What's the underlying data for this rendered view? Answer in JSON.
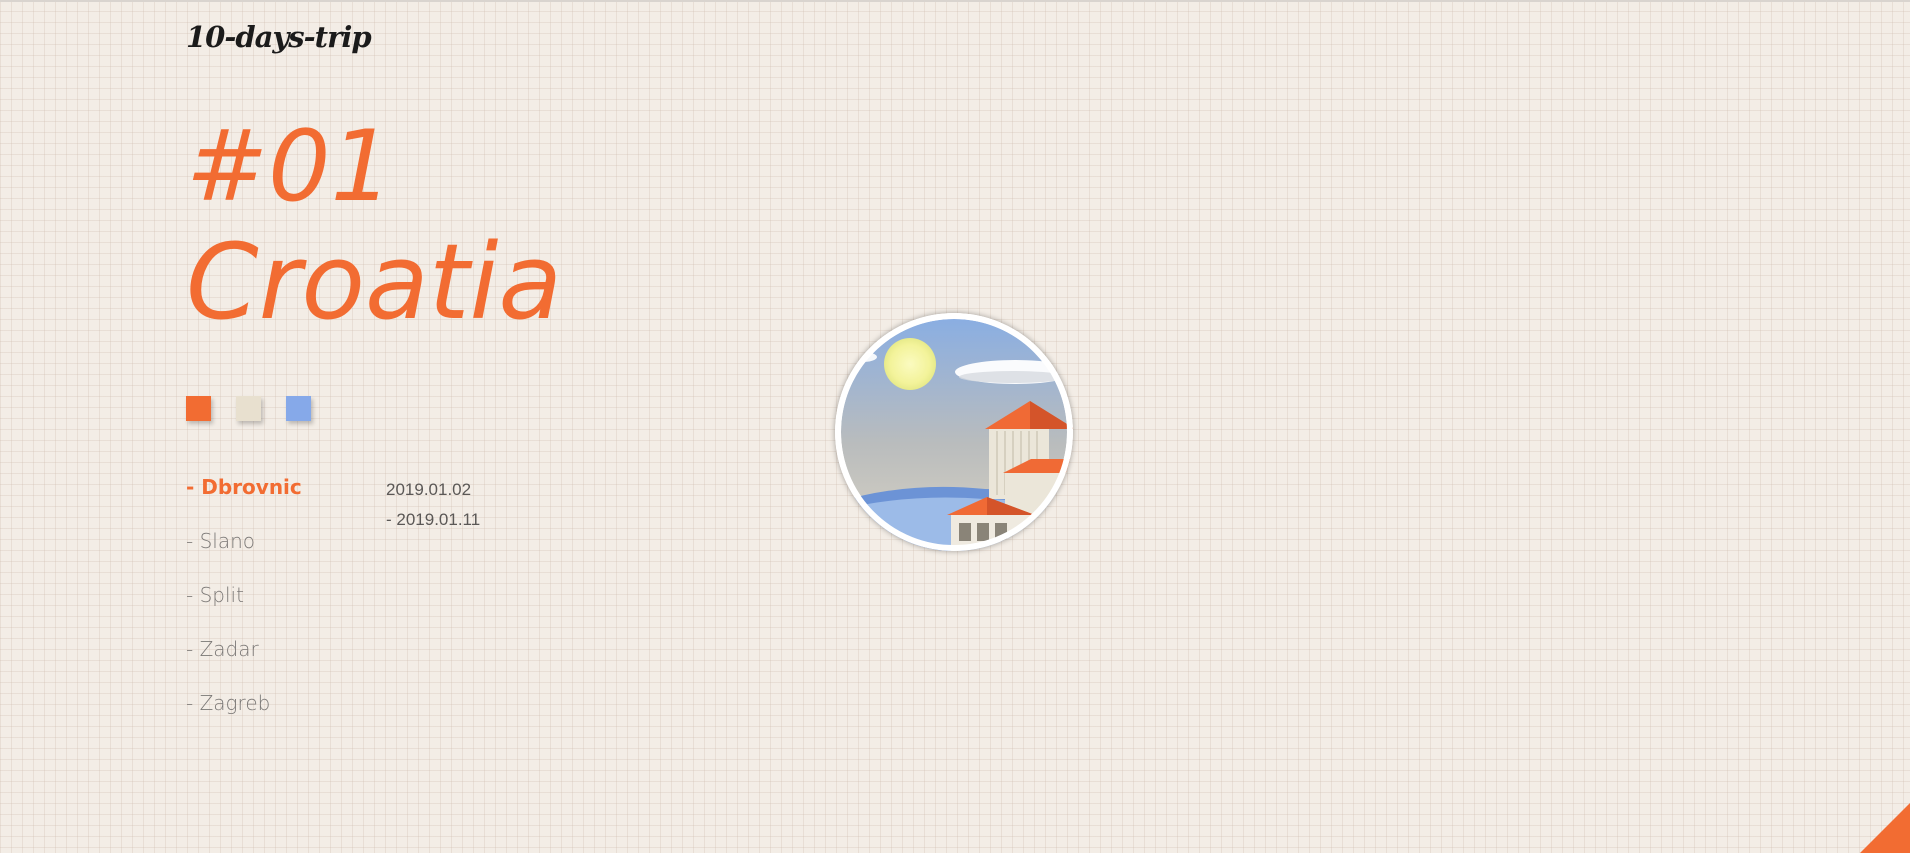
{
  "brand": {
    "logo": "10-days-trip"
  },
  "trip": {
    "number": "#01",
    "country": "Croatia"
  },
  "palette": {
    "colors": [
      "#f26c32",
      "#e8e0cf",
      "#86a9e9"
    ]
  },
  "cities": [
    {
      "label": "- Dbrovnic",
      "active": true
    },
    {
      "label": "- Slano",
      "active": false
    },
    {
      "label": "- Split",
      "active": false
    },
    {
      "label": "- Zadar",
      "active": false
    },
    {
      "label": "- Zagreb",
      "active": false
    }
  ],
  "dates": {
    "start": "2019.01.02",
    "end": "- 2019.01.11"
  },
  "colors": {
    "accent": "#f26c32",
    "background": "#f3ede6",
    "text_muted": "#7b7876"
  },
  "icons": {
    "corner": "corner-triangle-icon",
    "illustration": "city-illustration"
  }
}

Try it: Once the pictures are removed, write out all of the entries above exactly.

Result of this exercise:
What's the underlying data for this rendered view? Answer in JSON.
{
  "brand": {
    "logo": "10-days-trip"
  },
  "trip": {
    "number": "#01",
    "country": "Croatia"
  },
  "palette": {
    "colors": [
      "#f26c32",
      "#e8e0cf",
      "#86a9e9"
    ]
  },
  "cities": [
    {
      "label": "- Dbrovnic",
      "active": true
    },
    {
      "label": "- Slano",
      "active": false
    },
    {
      "label": "- Split",
      "active": false
    },
    {
      "label": "- Zadar",
      "active": false
    },
    {
      "label": "- Zagreb",
      "active": false
    }
  ],
  "dates": {
    "start": "2019.01.02",
    "end": "- 2019.01.11"
  },
  "colors": {
    "accent": "#f26c32",
    "background": "#f3ede6",
    "text_muted": "#7b7876"
  },
  "icons": {
    "corner": "corner-triangle-icon",
    "illustration": "city-illustration"
  }
}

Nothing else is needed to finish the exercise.